Projects (5)
Archived project
The overarching aim of this research was to initiate and develop an evolutionary, complex systems approach to the future of farming in England Wales. This new approach is needed in order to provide an evidence base for a realistic assessment of the nonlinear interactions, emergent features, and negative and positive feedbacks that determine resilience and sustainability of different farm systems. As a strongly interdisciplinary study, it drew upon theory and methods from complex systems, ecosystem services, limnology, simulation modelling, and statistical analysis in order to produce regional, national and global contexts for contemporary and future UK agriculture. The first phase of the work (funded by the University of Southampton Institute for Life Science Research Stimulus Fund) was to review, assess and compile selected long-term records of farm decisions, farm economics, environmental stewardship activities, provisioning and regulating services in selected agricultural regions. The RSFP work focused on assessing the availability, timescales and quality of empirical records. First we assessed regional examples of major land use types as the basis for the programme, such as lowland arable, lowland pasture, marginal uplands and uplands (based on CEH/ITE Land Classification of UK and GFS priorities). Second, within the selected land use types, we reviewed from databases and literature the availability of historical records of biophysical, social and economic data to reconstruct/hypothesize the multi-decadal interactions between policy, farm decisions, yields and ecosystem services.
Project

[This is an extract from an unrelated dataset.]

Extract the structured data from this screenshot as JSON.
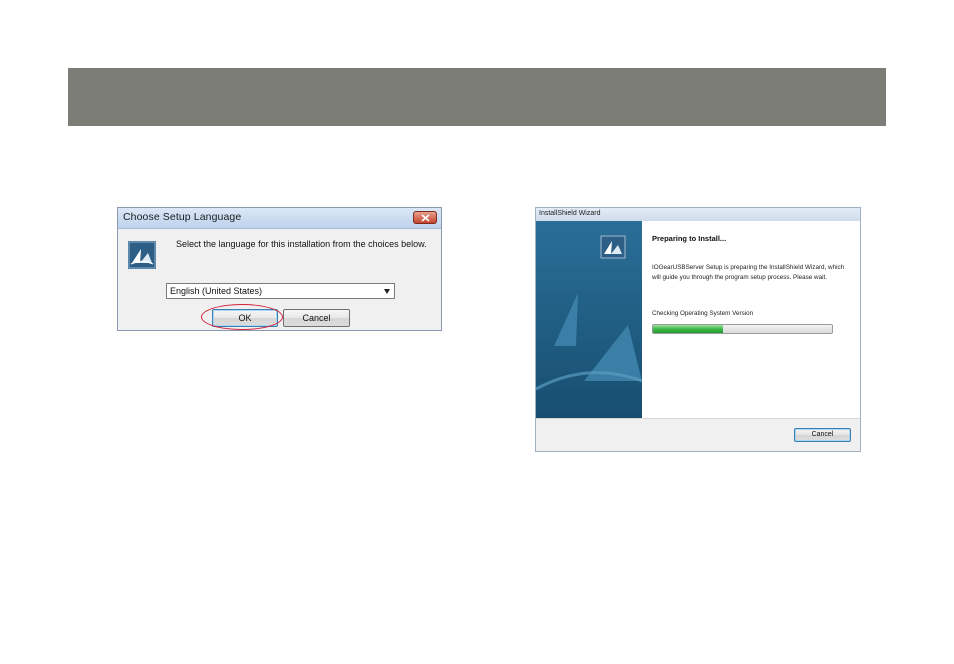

In 2015, the UN Sustainable Development Goals and the Paris Agreement on climate recognised the deteriorating resilience of the Earth system in the Anthropocene. Maintaining Earth in the interglacial state that enabled the world’s societies to evolve over the past ~10,000 years will require industrialised societies to embark on global-scale social transformations. Otherwise, there is a real risk of crossing tipping points in the Earth system triggering abrupt and irreversible changes. A critical gap is that although nonlinear social and biophysical dynamics are recognized, we remain trapped in linear thinking. Global analyses and modelling – despite much progress – do not adequately represent nonlinear processes and abrupt changes, and social responses to sustainable development are incremental. The goal of the ERA project is to fill this gap, by exploring the biophysical and social determinants of the Earth’s long-term stability, building up a novel community modelling platform for analysis of nonlinearity and abrupt shifts, and informing global sustainability policy processes. https://earthresilience.org/